■ Problem to solve
Give the number of lines below that contain "refuses", with no other output.

(Dataset rows for apps and sites)
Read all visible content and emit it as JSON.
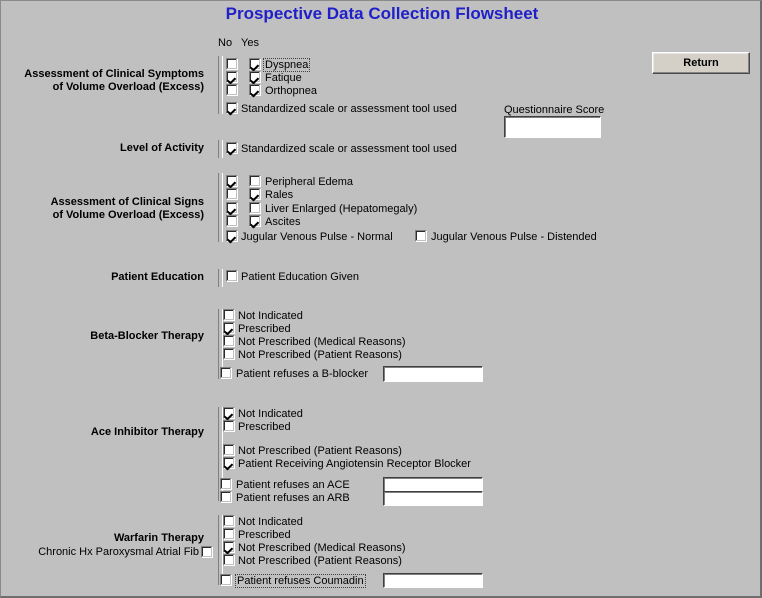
{
  "window": {
    "title": "Prospective Data Collection Flowsheet",
    "background_color": "#c0c0c0",
    "title_color": "#2020c8"
  },
  "buttons": {
    "return_label": "Return"
  },
  "column_headers": {
    "no": "No",
    "yes": "Yes"
  },
  "questionnaire": {
    "label": "Questionnaire Score",
    "value": "",
    "placeholder": ""
  },
  "sections": [
    {
      "id": "clinical-symptoms",
      "label": "Assessment of Clinical Symptoms\nof Volume Overload (Excess)",
      "rows": [
        {
          "text": "Dyspnea",
          "no": false,
          "yes": true,
          "focus": true
        },
        {
          "text": "Fatique",
          "no": true,
          "yes": true,
          "focus": false
        },
        {
          "text": "Orthopnea",
          "no": false,
          "yes": true,
          "focus": false
        }
      ],
      "single": {
        "text": "Standardized scale or assessment tool used",
        "checked": true
      }
    },
    {
      "id": "level-of-activity",
      "label": "Level of Activity",
      "single": {
        "text": "Standardized scale or assessment tool used",
        "checked": true
      }
    },
    {
      "id": "clinical-signs",
      "label": "Assessment of Clinical Signs\nof Volume Overload (Excess)",
      "rows": [
        {
          "text": "Peripheral Edema",
          "no": true,
          "yes": false,
          "focus": false
        },
        {
          "text": "Rales",
          "no": false,
          "yes": true,
          "focus": false
        },
        {
          "text": "Liver Enlarged (Hepatomegaly)",
          "no": true,
          "yes": false,
          "focus": false
        },
        {
          "text": "Ascites",
          "no": false,
          "yes": true,
          "focus": false
        }
      ],
      "single": {
        "text": "Jugular Venous Pulse - Normal",
        "checked": true
      },
      "extra": {
        "text": "Jugular Venous Pulse - Distended",
        "checked": false
      }
    },
    {
      "id": "patient-education",
      "label": "Patient Education",
      "single": {
        "text": "Patient Education Given",
        "checked": false
      }
    },
    {
      "id": "beta-blocker-therapy",
      "label": "Beta-Blocker Therapy",
      "options": [
        {
          "text": "Not Indicated",
          "checked": false
        },
        {
          "text": "Prescribed",
          "checked": true
        },
        {
          "text": "Not Prescribed (Medical Reasons)",
          "checked": false
        },
        {
          "text": "Not Prescribed (Patient Reasons)",
          "checked": false
        }
      ],
      "refusals": [
        {
          "text": "Patient refuses a B-blocker",
          "checked": false,
          "value": "",
          "focus": false
        }
      ]
    },
    {
      "id": "ace-inhibitor-therapy",
      "label": "Ace Inhibitor Therapy",
      "options": [
        {
          "text": "Not Indicated",
          "checked": true
        },
        {
          "text": "Prescribed",
          "checked": false
        }
      ],
      "options2": [
        {
          "text": "Not Prescribed (Patient Reasons)",
          "checked": false
        },
        {
          "text": "Patient Receiving Angiotensin Receptor Blocker",
          "checked": true
        }
      ],
      "refusals": [
        {
          "text": "Patient refuses an ACE",
          "checked": false,
          "value": "",
          "focus": false
        },
        {
          "text": "Patient refuses an ARB",
          "checked": false,
          "value": "",
          "focus": false
        }
      ]
    },
    {
      "id": "warfarin-therapy",
      "label": "Warfarin Therapy",
      "sublabel": "Chronic Hx Paroxysmal Atrial Fib",
      "sublabel_checked": false,
      "options": [
        {
          "text": "Not Indicated",
          "checked": false
        },
        {
          "text": "Prescribed",
          "checked": false
        },
        {
          "text": "Not Prescribed (Medical Reasons)",
          "checked": true
        },
        {
          "text": "Not Prescribed (Patient Reasons)",
          "checked": false
        }
      ],
      "refusals": [
        {
          "text": "Patient refuses Coumadin",
          "checked": false,
          "value": "",
          "focus": true
        }
      ]
    }
  ]
}
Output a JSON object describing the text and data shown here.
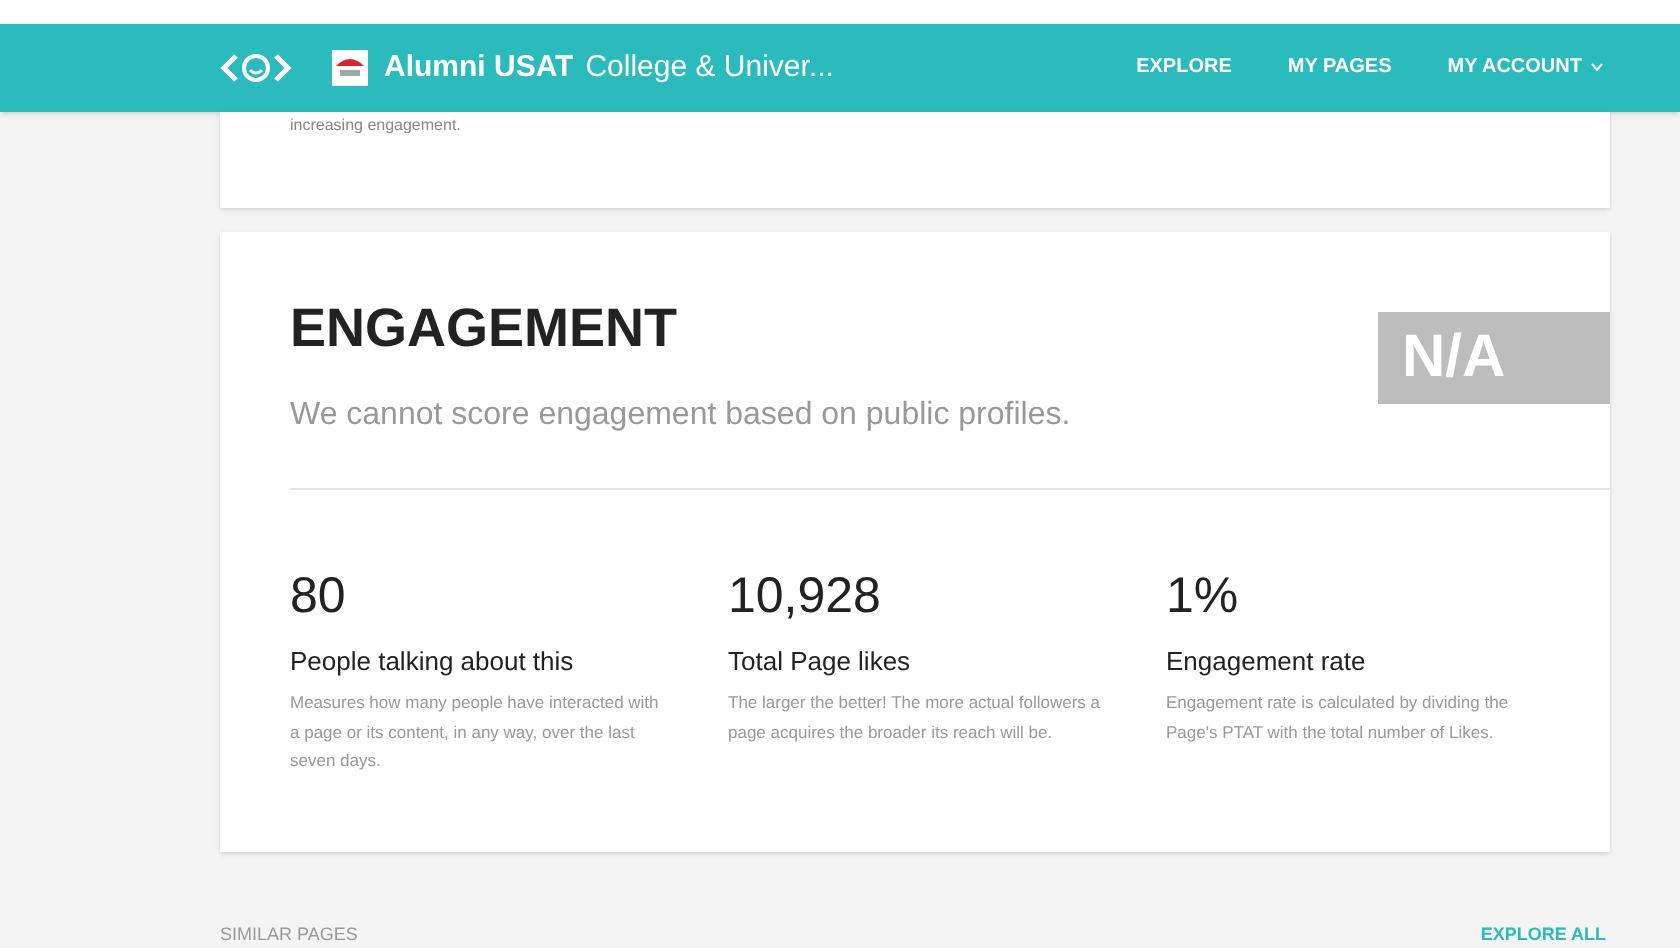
{
  "header": {
    "title": "Alumni USAT",
    "category": "College & Univer...",
    "nav": [
      {
        "label": "EXPLORE",
        "dropdown": false
      },
      {
        "label": "MY PAGES",
        "dropdown": false
      },
      {
        "label": "MY ACCOUNT",
        "dropdown": true
      }
    ]
  },
  "previous_card": {
    "text": "increasing engagement."
  },
  "engagement": {
    "title": "ENGAGEMENT",
    "subtitle": "We cannot score engagement based on public profiles.",
    "score": "N/A",
    "stats": [
      {
        "value": "80",
        "label": "People talking about this",
        "description": "Measures how many people have interacted with a page or its content, in any way, over the last seven days."
      },
      {
        "value": "10,928",
        "label": "Total Page likes",
        "description": "The larger the better! The more actual followers a page acquires the broader its reach will be."
      },
      {
        "value": "1%",
        "label": "Engagement rate",
        "description": "Engagement rate is calculated by dividing the Page's PTAT with the total number of Likes."
      }
    ]
  },
  "similar_pages": {
    "heading": "SIMILAR PAGES",
    "link": "EXPLORE ALL"
  }
}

■ Reply to the exercise
4